The film’s climax is more American studio silliness, in which a great many actors are paid (and handsomely) to flop around in a water tank somewhere, while a clock ticks on a bomb that will certainly not explode, lest a mainstream film bother to acknowledge that we are but temporary inhabitants, living here on borrowed time, tempting our own doom with every hour spent in the company of such escapist nonsense. But at least Mr. Ben Foster returns in a flashback or two, to ask such pressing questions as “Why is suffering later preferable to suffering now?” I like his ideas, he has a real way with words. But I do believe suffering later, or not at all, in the company of this Inferno is preferable to suffering now; for now, I would like to remind you that my film is titled Into the Inferno, and among other things, it would not have you believe that Mr. Hanks and Mr. Foster wear the same size suit.

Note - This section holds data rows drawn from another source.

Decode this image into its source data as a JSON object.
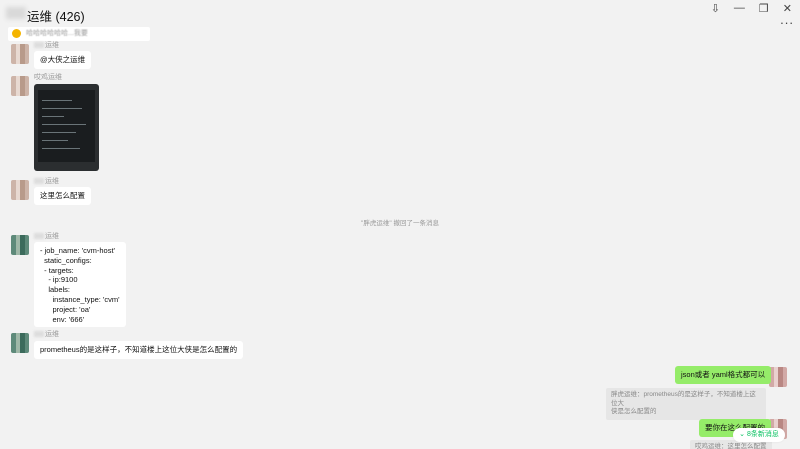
{
  "window": {
    "title": "运维 (426)",
    "controls": {
      "pin": "⇩",
      "minimize": "—",
      "maximize": "❐",
      "close": "✕"
    },
    "more": "..."
  },
  "pinned": {
    "text": "哈哈哈哈哈哈...我要"
  },
  "messages": {
    "m1": {
      "sender": "运维",
      "text": "@大侠之运维"
    },
    "m2": {
      "sender": "哎鸡运维"
    },
    "m3": {
      "sender": "运维",
      "text": "这里怎么配置"
    },
    "recall": "\"胖虎运维\" 撤回了一条消息",
    "m4": {
      "sender": "运维",
      "code": "- job_name: 'cvm-host'\n  static_configs:\n  - targets:\n    - ip:9100\n    labels:\n      instance_type: 'cvm'\n      project: 'oa'\n      env: '666'"
    },
    "m5": {
      "sender": "运维",
      "text": "prometheus的是这样子，不知道楼上这位大侠是怎么配置的"
    },
    "m6": {
      "text": "json或者 yaml格式都可以",
      "quote": "胖虎运维：prometheus的是这样子，不知道楼上这位大\n侠是怎么配置的"
    },
    "m7": {
      "text": "要你在这么配置的",
      "quote": "哎鸡运维：这里怎么配置"
    }
  },
  "new_messages": {
    "label": "8条新消息"
  }
}
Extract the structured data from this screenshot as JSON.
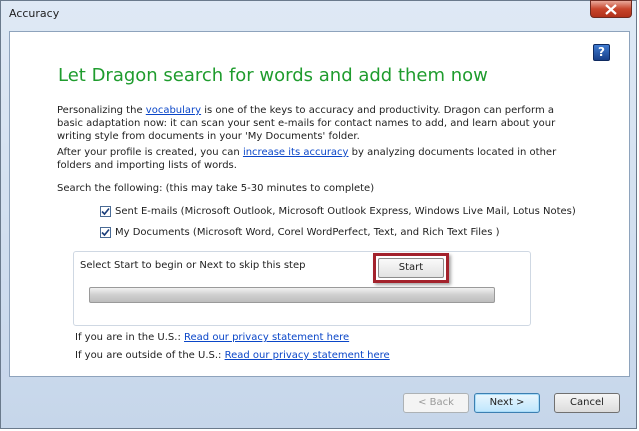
{
  "window": {
    "title": "Accuracy",
    "close_icon": "close-icon",
    "help_icon": "help-icon",
    "help_label": "?"
  },
  "main": {
    "heading": "Let Dragon search for words and add them now",
    "para1": {
      "before_link": "Personalizing the ",
      "link": "vocabulary",
      "after_link": " is one of the keys to accuracy and productivity. Dragon can perform a basic adaptation now: it can scan your sent e-mails for contact names to add, and learn about your writing style from documents in your 'My Documents' folder."
    },
    "para2": {
      "before_link": "After your profile is created, you can ",
      "link": "increase its accuracy",
      "after_link": " by analyzing documents located in other folders and importing lists of words."
    },
    "search_label": "Search the following: (this may take 5-30 minutes to complete)",
    "options": [
      {
        "label": "Sent E-mails (Microsoft Outlook, Microsoft Outlook Express, Windows Live Mail, Lotus Notes)",
        "checked": true
      },
      {
        "label": "My Documents (Microsoft Word, Corel WordPerfect, Text, and Rich Text Files )",
        "checked": true
      }
    ],
    "start_panel": {
      "instruction": "Select Start to begin or Next to skip this step",
      "start_label": "Start",
      "progress": 0
    },
    "privacy": {
      "us_text": "If you are in the U.S.: ",
      "us_link": "Read our privacy statement here",
      "outside_text": "If you are outside of the U.S.: ",
      "outside_link": "Read our privacy statement here"
    }
  },
  "footer": {
    "back_label": "< Back",
    "next_label": "Next >",
    "cancel_label": "Cancel"
  },
  "colors": {
    "heading": "#1f9c2e",
    "link": "#0a46c8",
    "highlight": "#a3222c"
  }
}
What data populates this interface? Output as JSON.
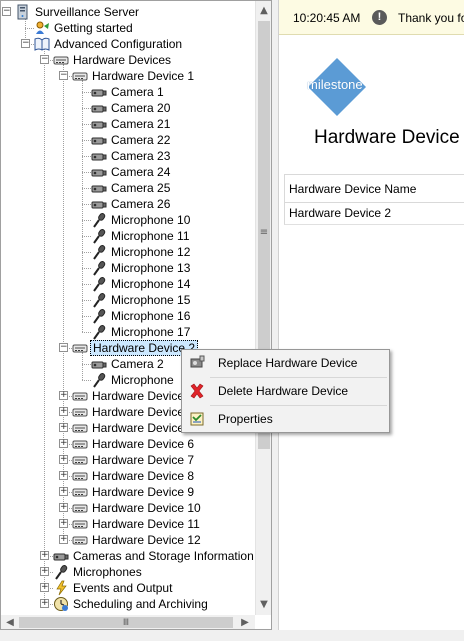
{
  "tree": {
    "nodes": [
      {
        "label": "Surveillance Server",
        "level": 0,
        "icon": "server-icon",
        "expander": "minus",
        "name": "tree-surveillance-server"
      },
      {
        "label": "Getting started",
        "level": 1,
        "icon": "getting-started-icon",
        "expander": "none",
        "name": "tree-getting-started"
      },
      {
        "label": "Advanced Configuration",
        "level": 1,
        "icon": "book-icon",
        "expander": "minus",
        "name": "tree-advanced-configuration"
      },
      {
        "label": "Hardware Devices",
        "level": 2,
        "icon": "hardware-device-icon",
        "expander": "minus",
        "name": "tree-hardware-devices"
      },
      {
        "label": "Hardware Device 1",
        "level": 3,
        "icon": "hardware-device-icon",
        "expander": "minus",
        "name": "tree-hardware-device-1"
      },
      {
        "label": "Camera 1",
        "level": 4,
        "icon": "camera-icon",
        "expander": "none",
        "name": "tree-camera-1"
      },
      {
        "label": "Camera 20",
        "level": 4,
        "icon": "camera-icon",
        "expander": "none",
        "name": "tree-camera-20"
      },
      {
        "label": "Camera 21",
        "level": 4,
        "icon": "camera-icon",
        "expander": "none",
        "name": "tree-camera-21"
      },
      {
        "label": "Camera 22",
        "level": 4,
        "icon": "camera-icon",
        "expander": "none",
        "name": "tree-camera-22"
      },
      {
        "label": "Camera 23",
        "level": 4,
        "icon": "camera-icon",
        "expander": "none",
        "name": "tree-camera-23"
      },
      {
        "label": "Camera 24",
        "level": 4,
        "icon": "camera-icon",
        "expander": "none",
        "name": "tree-camera-24"
      },
      {
        "label": "Camera 25",
        "level": 4,
        "icon": "camera-icon",
        "expander": "none",
        "name": "tree-camera-25"
      },
      {
        "label": "Camera 26",
        "level": 4,
        "icon": "camera-icon",
        "expander": "none",
        "name": "tree-camera-26"
      },
      {
        "label": "Microphone 10",
        "level": 4,
        "icon": "microphone-icon",
        "expander": "none",
        "name": "tree-microphone-10"
      },
      {
        "label": "Microphone 11",
        "level": 4,
        "icon": "microphone-icon",
        "expander": "none",
        "name": "tree-microphone-11"
      },
      {
        "label": "Microphone 12",
        "level": 4,
        "icon": "microphone-icon",
        "expander": "none",
        "name": "tree-microphone-12"
      },
      {
        "label": "Microphone 13",
        "level": 4,
        "icon": "microphone-icon",
        "expander": "none",
        "name": "tree-microphone-13"
      },
      {
        "label": "Microphone 14",
        "level": 4,
        "icon": "microphone-icon",
        "expander": "none",
        "name": "tree-microphone-14"
      },
      {
        "label": "Microphone 15",
        "level": 4,
        "icon": "microphone-icon",
        "expander": "none",
        "name": "tree-microphone-15"
      },
      {
        "label": "Microphone 16",
        "level": 4,
        "icon": "microphone-icon",
        "expander": "none",
        "name": "tree-microphone-16"
      },
      {
        "label": "Microphone 17",
        "level": 4,
        "icon": "microphone-icon",
        "expander": "none",
        "name": "tree-microphone-17"
      },
      {
        "label": "Hardware Device 2",
        "level": 3,
        "icon": "hardware-device-icon",
        "expander": "minus",
        "name": "tree-hardware-device-2",
        "selected": true
      },
      {
        "label": "Camera 2",
        "level": 4,
        "icon": "camera-icon",
        "expander": "none",
        "name": "tree-camera-2"
      },
      {
        "label": "Microphone",
        "level": 4,
        "icon": "microphone-icon",
        "expander": "none",
        "name": "tree-microphone-partial"
      },
      {
        "label": "Hardware Device",
        "level": 3,
        "icon": "hardware-device-icon",
        "expander": "plus",
        "name": "tree-hardware-device-3"
      },
      {
        "label": "Hardware Device",
        "level": 3,
        "icon": "hardware-device-icon",
        "expander": "plus",
        "name": "tree-hardware-device-4"
      },
      {
        "label": "Hardware Device",
        "level": 3,
        "icon": "hardware-device-icon",
        "expander": "plus",
        "name": "tree-hardware-device-5"
      },
      {
        "label": "Hardware Device 6",
        "level": 3,
        "icon": "hardware-device-icon",
        "expander": "plus",
        "name": "tree-hardware-device-6"
      },
      {
        "label": "Hardware Device 7",
        "level": 3,
        "icon": "hardware-device-icon",
        "expander": "plus",
        "name": "tree-hardware-device-7"
      },
      {
        "label": "Hardware Device 8",
        "level": 3,
        "icon": "hardware-device-icon",
        "expander": "plus",
        "name": "tree-hardware-device-8"
      },
      {
        "label": "Hardware Device 9",
        "level": 3,
        "icon": "hardware-device-icon",
        "expander": "plus",
        "name": "tree-hardware-device-9"
      },
      {
        "label": "Hardware Device 10",
        "level": 3,
        "icon": "hardware-device-icon",
        "expander": "plus",
        "name": "tree-hardware-device-10"
      },
      {
        "label": "Hardware Device 11",
        "level": 3,
        "icon": "hardware-device-icon",
        "expander": "plus",
        "name": "tree-hardware-device-11"
      },
      {
        "label": "Hardware Device 12",
        "level": 3,
        "icon": "hardware-device-icon",
        "expander": "plus",
        "name": "tree-hardware-device-12"
      },
      {
        "label": "Cameras and Storage Information",
        "level": 2,
        "icon": "camera-icon",
        "expander": "plus",
        "name": "tree-cameras-and-storage"
      },
      {
        "label": "Microphones",
        "level": 2,
        "icon": "microphone-icon",
        "expander": "plus",
        "name": "tree-microphones"
      },
      {
        "label": "Events and Output",
        "level": 2,
        "icon": "events-icon",
        "expander": "plus",
        "name": "tree-events-and-output"
      },
      {
        "label": "Scheduling and Archiving",
        "level": 2,
        "icon": "scheduling-icon",
        "expander": "plus",
        "name": "tree-scheduling-and-archiving"
      }
    ]
  },
  "scrollbars": {
    "up_arrow": "▲",
    "down_arrow": "▼",
    "grip": "≡",
    "left_arrow": "◀",
    "right_arrow": "▶",
    "h_grip": "Ⅲ"
  },
  "notification": {
    "time": "10:20:45 AM",
    "message": "Thank you for",
    "icon": "alert-icon"
  },
  "logo": {
    "text": "milestone",
    "color": "#5b9bd5"
  },
  "main": {
    "title": "Hardware Device",
    "table_header": "Hardware Device Name",
    "table_value": "Hardware Device 2"
  },
  "context_menu": {
    "items": [
      {
        "label": "Replace Hardware Device",
        "icon": "replace-hardware-icon",
        "name": "menu-replace-hardware-device"
      },
      {
        "label": "Delete Hardware Device",
        "icon": "delete-icon",
        "name": "menu-delete-hardware-device"
      },
      {
        "label": "Properties",
        "icon": "properties-icon",
        "name": "menu-properties"
      }
    ]
  }
}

*This is fiction, obviously, but as Mr. Herzog himself has written, truth is “mysterious and elusive, and can be reached only through fabrication and imagination and stylisation.”